I was rather amused that the Federal Trade Commission’s decision to collect information regarding the alcohol industry’s digital advertising practices caused a mini-uproar in the wine world.
Last month, the FTC (a regulatory agency tasked with protecting consumers from unfair and deceptive advertising) requested advertising and marketing data from fourteen major alcohol beverage companies. As part of that request, the FTC also sought information regarding digital marketing practices and data collection.
Some claimed that this was a sign of Big Brother “spying on winery tweets.” Others worried that this would result in onerous regulations governing digital advertising by wineries. As a lawyer with experience dealing with regulatory agencies, I found very little to get worked up about in the FTC’s actions. While the data requests will certainly cause some headaches for the general counsel and marketing departments of the fourteen companies served by the FTC, there is no indication that this is the beginning of aggressive government monitoring of wineries’ digital advertising. You can review the full scope of the FTC’s order here: http://www.ftc.gov/os/2012/04/120412alcoholreport.pdf
Instead, it appears that the FTC is interested in learning how alcohol beverage companies are integrating websites and social media tools in their advertising campaigns; if and how they are storing and using information collected from website visitors; and if they are implementing safeguards to avoid marketing to the under-21 crowd.
The result of the FTC’s data gathering effort is likely to be unremarkable. As in years past, the FTC will use the data collected to write a report with recommendations for how the alcohol beverage industry can better regulate itself. The key industry organizations (The Beer Institute, The Wine Institute, and the Distilled Spirits Council) can then amend their standards accordingly. Indeed, this is precisely what happened the last time the FTC issued a report in June 2008.

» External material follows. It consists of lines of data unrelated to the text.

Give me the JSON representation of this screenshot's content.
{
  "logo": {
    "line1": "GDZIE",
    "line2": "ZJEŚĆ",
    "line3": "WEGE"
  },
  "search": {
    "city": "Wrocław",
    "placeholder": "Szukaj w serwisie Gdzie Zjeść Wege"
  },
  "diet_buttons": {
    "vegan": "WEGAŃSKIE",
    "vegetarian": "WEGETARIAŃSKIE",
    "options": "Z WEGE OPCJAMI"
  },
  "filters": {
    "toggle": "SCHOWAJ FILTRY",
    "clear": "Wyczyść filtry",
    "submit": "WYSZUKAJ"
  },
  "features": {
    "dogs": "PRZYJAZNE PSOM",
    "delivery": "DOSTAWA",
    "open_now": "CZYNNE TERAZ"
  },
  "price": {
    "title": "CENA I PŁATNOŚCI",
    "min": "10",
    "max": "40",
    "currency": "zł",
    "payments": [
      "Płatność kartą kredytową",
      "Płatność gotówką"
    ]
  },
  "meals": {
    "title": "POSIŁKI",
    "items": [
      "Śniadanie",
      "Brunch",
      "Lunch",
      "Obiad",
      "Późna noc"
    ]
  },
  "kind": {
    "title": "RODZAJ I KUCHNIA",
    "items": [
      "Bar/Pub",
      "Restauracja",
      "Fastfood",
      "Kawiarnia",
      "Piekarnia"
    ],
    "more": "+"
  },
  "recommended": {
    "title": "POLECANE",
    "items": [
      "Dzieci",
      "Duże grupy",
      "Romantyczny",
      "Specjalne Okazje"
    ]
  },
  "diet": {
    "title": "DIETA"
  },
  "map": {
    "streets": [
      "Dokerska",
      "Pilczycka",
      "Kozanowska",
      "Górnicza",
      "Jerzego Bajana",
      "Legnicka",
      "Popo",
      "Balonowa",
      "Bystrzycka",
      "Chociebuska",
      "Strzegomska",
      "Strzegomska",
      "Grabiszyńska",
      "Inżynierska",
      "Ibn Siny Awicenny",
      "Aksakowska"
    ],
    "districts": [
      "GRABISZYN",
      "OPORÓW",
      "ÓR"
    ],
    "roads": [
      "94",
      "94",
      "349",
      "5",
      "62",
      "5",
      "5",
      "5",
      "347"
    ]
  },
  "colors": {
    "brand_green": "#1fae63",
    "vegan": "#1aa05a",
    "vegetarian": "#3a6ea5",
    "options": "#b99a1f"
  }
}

There’s no reason for wineries to start fretting that there will be aggressive government review of each and every tweet, Facebook post, or blog. The industry will likely continue to self regulate, meaning that wineries would be well served by reviewing and complying with the Wine Institute’s Code of Advertising Standards. In addition, industry organizations should work with the FTC to provide guidance to ensure that any government recommendations regarding digital advertising are practical and easy to implement.
John Trinidad is an attorney based in San Francisco, and is admitted to practice in California, New York, and Washington, DC.